* ASSIGNED TASK
Word for word, restate every record, though not the pictures.

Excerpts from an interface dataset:
*-*-*
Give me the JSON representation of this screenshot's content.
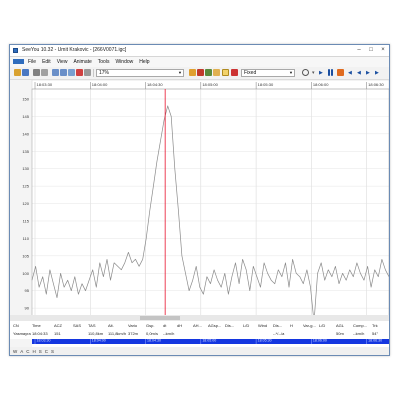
{
  "window": {
    "title": "SeeYou 10.32 - Umit Krakovic - [266V0071.igc]"
  },
  "menu": {
    "items": [
      "File",
      "Edit",
      "View",
      "Animate",
      "Tools",
      "Window",
      "Help"
    ]
  },
  "toolbar": {
    "zoom_value": "17%",
    "mode_value": "Fixed",
    "buttons": [
      "open-icon",
      "save-icon",
      "print-icon",
      "copy-icon",
      "zoom-in-icon",
      "zoom-out-icon",
      "zoom-fit-icon",
      "flag-icon",
      "pan-icon",
      "layers-icon",
      "chart-icon",
      "settings-icon",
      "clock-icon",
      "play-icon",
      "pause-icon",
      "stop-icon",
      "back-icon",
      "forward-icon"
    ]
  },
  "chart_data": {
    "type": "line",
    "title": "",
    "xlabel": "",
    "ylabel": "",
    "x_ticks": [
      "18:03:30",
      "18:04:00",
      "18:04:30",
      "18:05:00",
      "18:05:30",
      "18:06:00",
      "18:06:30"
    ],
    "bottom_ticks": [
      "18:03:30",
      "18:04:00",
      "18:04:30",
      "18:05:00",
      "18:05:30",
      "18:06:00",
      "18:06:30"
    ],
    "y_ticks": [
      150,
      145,
      140,
      135,
      130,
      125,
      120,
      115,
      110,
      105,
      100,
      95,
      90,
      85
    ],
    "ylim": [
      82,
      152
    ],
    "xlim": [
      0,
      100
    ],
    "cursor_x": 37.3,
    "cursor_color": "#e8112d",
    "series_color": "#8a8a8a",
    "band_color": "#1436e0",
    "series": [
      {
        "x": [
          0,
          1,
          2,
          3,
          4,
          5,
          6,
          7,
          8,
          9,
          10,
          11,
          12,
          13,
          14,
          15,
          16,
          17,
          18,
          19,
          20,
          21,
          22,
          23,
          24,
          25,
          26,
          27,
          28,
          29,
          30,
          31,
          32,
          33,
          34,
          35,
          36,
          37,
          38,
          39,
          40,
          41,
          42,
          43,
          44,
          45,
          46,
          47,
          48,
          49,
          50,
          51,
          52,
          53,
          54,
          55,
          56,
          57,
          58,
          59,
          60,
          61,
          62,
          63,
          64,
          65,
          66,
          67,
          68,
          69,
          70,
          71,
          72,
          73,
          74,
          75,
          76,
          77,
          78,
          79,
          80,
          81,
          82,
          83,
          84,
          85,
          86,
          87,
          88,
          89,
          90,
          91,
          92,
          93,
          94,
          95,
          96,
          97,
          98,
          99,
          100
        ],
        "values": [
          98,
          102,
          96,
          99,
          94,
          101,
          97,
          93,
          100,
          96,
          98,
          95,
          99,
          94,
          97,
          95,
          98,
          101,
          96,
          103,
          99,
          104,
          98,
          103,
          102,
          101,
          103,
          106,
          103,
          104,
          102,
          104,
          110,
          118,
          125,
          132,
          138,
          144,
          148,
          145,
          130,
          118,
          105,
          100,
          95,
          98,
          102,
          96,
          94,
          99,
          97,
          101,
          98,
          96,
          100,
          94,
          99,
          103,
          97,
          104,
          101,
          95,
          102,
          99,
          96,
          103,
          100,
          98,
          97,
          101,
          99,
          103,
          96,
          104,
          100,
          99,
          97,
          101,
          96,
          86,
          100,
          103,
          98,
          101,
          99,
          102,
          97,
          100,
          98,
          101,
          99,
          103,
          100,
          98,
          102,
          96,
          101,
          99,
          104,
          101,
          99
        ]
      }
    ]
  },
  "data_table": {
    "headers": [
      "CN",
      "Time",
      "ACZ",
      "SAS",
      "TAS",
      "Alt.",
      "Vario",
      "Gsp.",
      "dt",
      "dH",
      "AH...",
      "AGsp...",
      "Dis...",
      "L/D",
      "Wind",
      "Dis...",
      "H",
      "Var-g...",
      "L/D",
      "AGL",
      "Comp...",
      "Trk"
    ],
    "values": [
      "Yasmayra",
      "18:04:33",
      "151",
      "",
      "110,8km",
      "111,8km/h",
      "372m",
      "0,0m/s",
      "--km/h",
      "",
      "",
      "",
      "",
      "",
      "",
      "--*/--/a",
      "",
      "",
      "",
      "50m",
      "--km/h",
      "54°"
    ]
  },
  "status_bar": {
    "items": [
      "W",
      "A",
      "C",
      "H",
      "S",
      "C",
      "S"
    ]
  }
}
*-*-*
* RESULT FOR THIS EXERCISE
Give me the JSON representation of this screenshot's content.
{
  "window": {
    "title": "SeeYou 10.32 - Umit Krakovic - [266V0071.igc]"
  },
  "menu": {
    "items": [
      "File",
      "Edit",
      "View",
      "Animate",
      "Tools",
      "Window",
      "Help"
    ]
  },
  "toolbar": {
    "zoom_value": "17%",
    "mode_value": "Fixed",
    "buttons": [
      "open-icon",
      "save-icon",
      "print-icon",
      "copy-icon",
      "zoom-in-icon",
      "zoom-out-icon",
      "zoom-fit-icon",
      "flag-icon",
      "pan-icon",
      "layers-icon",
      "chart-icon",
      "settings-icon",
      "clock-icon",
      "play-icon",
      "pause-icon",
      "stop-icon",
      "back-icon",
      "forward-icon"
    ]
  },
  "chart_data": {
    "type": "line",
    "title": "",
    "xlabel": "",
    "ylabel": "",
    "x_ticks": [
      "18:03:30",
      "18:04:00",
      "18:04:30",
      "18:05:00",
      "18:05:30",
      "18:06:00",
      "18:06:30"
    ],
    "bottom_ticks": [
      "18:03:30",
      "18:04:00",
      "18:04:30",
      "18:05:00",
      "18:05:30",
      "18:06:00",
      "18:06:30"
    ],
    "y_ticks": [
      150,
      145,
      140,
      135,
      130,
      125,
      120,
      115,
      110,
      105,
      100,
      95,
      90,
      85
    ],
    "ylim": [
      82,
      152
    ],
    "xlim": [
      0,
      100
    ],
    "cursor_x": 37.3,
    "cursor_color": "#e8112d",
    "series_color": "#8a8a8a",
    "band_color": "#1436e0",
    "series": [
      {
        "x": [
          0,
          1,
          2,
          3,
          4,
          5,
          6,
          7,
          8,
          9,
          10,
          11,
          12,
          13,
          14,
          15,
          16,
          17,
          18,
          19,
          20,
          21,
          22,
          23,
          24,
          25,
          26,
          27,
          28,
          29,
          30,
          31,
          32,
          33,
          34,
          35,
          36,
          37,
          38,
          39,
          40,
          41,
          42,
          43,
          44,
          45,
          46,
          47,
          48,
          49,
          50,
          51,
          52,
          53,
          54,
          55,
          56,
          57,
          58,
          59,
          60,
          61,
          62,
          63,
          64,
          65,
          66,
          67,
          68,
          69,
          70,
          71,
          72,
          73,
          74,
          75,
          76,
          77,
          78,
          79,
          80,
          81,
          82,
          83,
          84,
          85,
          86,
          87,
          88,
          89,
          90,
          91,
          92,
          93,
          94,
          95,
          96,
          97,
          98,
          99,
          100
        ],
        "values": [
          98,
          102,
          96,
          99,
          94,
          101,
          97,
          93,
          100,
          96,
          98,
          95,
          99,
          94,
          97,
          95,
          98,
          101,
          96,
          103,
          99,
          104,
          98,
          103,
          102,
          101,
          103,
          106,
          103,
          104,
          102,
          104,
          110,
          118,
          125,
          132,
          138,
          144,
          148,
          145,
          130,
          118,
          105,
          100,
          95,
          98,
          102,
          96,
          94,
          99,
          97,
          101,
          98,
          96,
          100,
          94,
          99,
          103,
          97,
          104,
          101,
          95,
          102,
          99,
          96,
          103,
          100,
          98,
          97,
          101,
          99,
          103,
          96,
          104,
          100,
          99,
          97,
          101,
          96,
          86,
          100,
          103,
          98,
          101,
          99,
          102,
          97,
          100,
          98,
          101,
          99,
          103,
          100,
          98,
          102,
          96,
          101,
          99,
          104,
          101,
          99
        ]
      }
    ]
  },
  "data_table": {
    "headers": [
      "CN",
      "Time",
      "ACZ",
      "SAS",
      "TAS",
      "Alt.",
      "Vario",
      "Gsp.",
      "dt",
      "dH",
      "AH...",
      "AGsp...",
      "Dis...",
      "L/D",
      "Wind",
      "Dis...",
      "H",
      "Var-g...",
      "L/D",
      "AGL",
      "Comp...",
      "Trk"
    ],
    "values": [
      "Yasmayra",
      "18:04:33",
      "151",
      "",
      "110,8km",
      "111,8km/h",
      "372m",
      "0,0m/s",
      "--km/h",
      "",
      "",
      "",
      "",
      "",
      "",
      "--*/--/a",
      "",
      "",
      "",
      "50m",
      "--km/h",
      "54°"
    ]
  },
  "status_bar": {
    "items": [
      "W",
      "A",
      "C",
      "H",
      "S",
      "C",
      "S"
    ]
  }
}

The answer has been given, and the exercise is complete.